Is Janesville a successful city?
City Manager Mark Freitag raised that question, at least in our minds, as part of Sunday’s front-page story about policy updates the city is making to help the downtown.
Freitag referenced a 2016 story in The Atlantic magazine, “Eleven signs a city will succeed,” noting one of the signs is the presence of craft breweries. Janesville has two of them, and the story’s author, James Fallows, calls them “perhaps the most reliable” of all the indicators. He adds, “You may think I’m joking, but just try to find an exception.”
Fallows and his wife learned the differences between success and failure during a 54,000-mile journey across the United States in a single-engine plane. They hopped from city to city (though didn’t pass through Janesville) and wrote several pieces for The Atlantic. We examined Fallows’ criteria and, from our admittedly biased vantage point, are happy to report Janesville meets many of them.
Perhaps the one exception is the first sign on Fallows’ list: Divisive national politics seem a distant concern. But in all fairness, how many cities have a Congressional representative who is speaker of the House?
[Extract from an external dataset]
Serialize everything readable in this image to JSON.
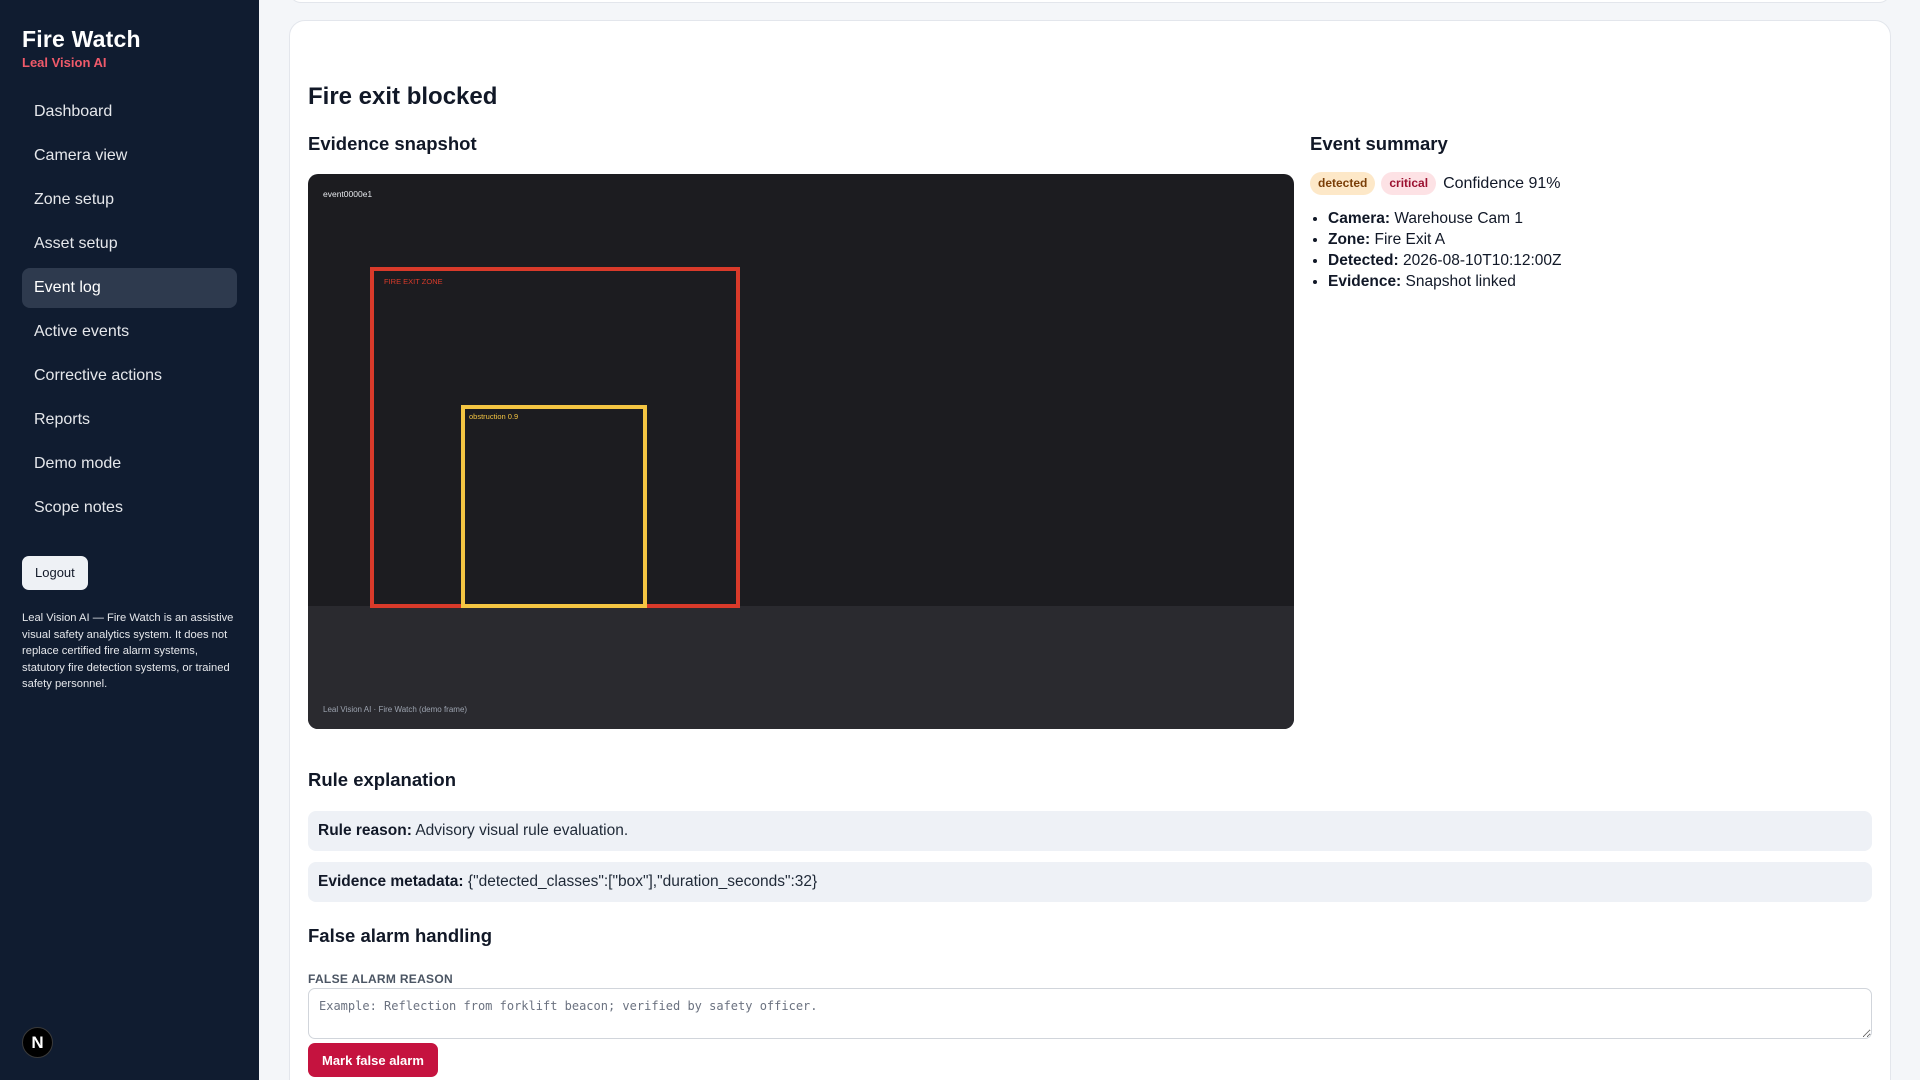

Furthermore, many locals are less obsessed about national politics than outsiders who occasionally parachute into Janesville to protest, study the city or otherwise seek attention.
Much of this attention is out of Janesville’s control, but residents and local leaders should take to heart Fallows’ assessment: “Overwhelmingly, the focus in successful towns was not on national divisions but on practical problems that a community could address. The more often national politics came into local discussions, the worse shape the town was in.”
Janesville does better with other markers on Fallows’ list. Fallows says successful cities have a downtown, and they have big plans and public-private partnerships.
The ARISE initiative is exhibit A in demonstrating Janesville residents value downtown and have big plans for it. And without public-private partnerships, ARISE likely wouldn’t exist.
Janesville shows other signs of success, too, such as having a community college (UW-Rock County and Blackhawk Technical College) and unusual schools (the collection of Janesville School Districts’ charter schools comes to mind).
Janesville is also near a research university (UW-Madison). The technology start-up SHINE Medical Technologies, which hopes to open a manufacturing plant in Janesville, began at the UW-Madison College of Engineering.
Some markers offered by Fallows are entirely subjective, and it’s debatable whether, for example, Janesville makes itself open to immigrants and minority groups. Janesville isn’t exactly a multicultural mecca, while Fallows argues being inclusive is important for retaining a community’s “brightest young people” and attracting “talented outsiders.”
Out of the 11 signs, Janesville’s greatest work-in-progress is perhaps its civic story. Fallows says successful cities have a story, whether myth or reality. For years, Janesville viewed itself as a hard-working, blue-collar town, and it still largely is, but the former GM plant’s closure forced Janesville to rethink its civic story. This city remains in transition, figuring out how to prosper without a dominant industry or manufacturer.
Which leads us back to the original question: Is Janesville a successful city? It has the right attributes, and it’s certainly striving to become a success, and that’s what matters most.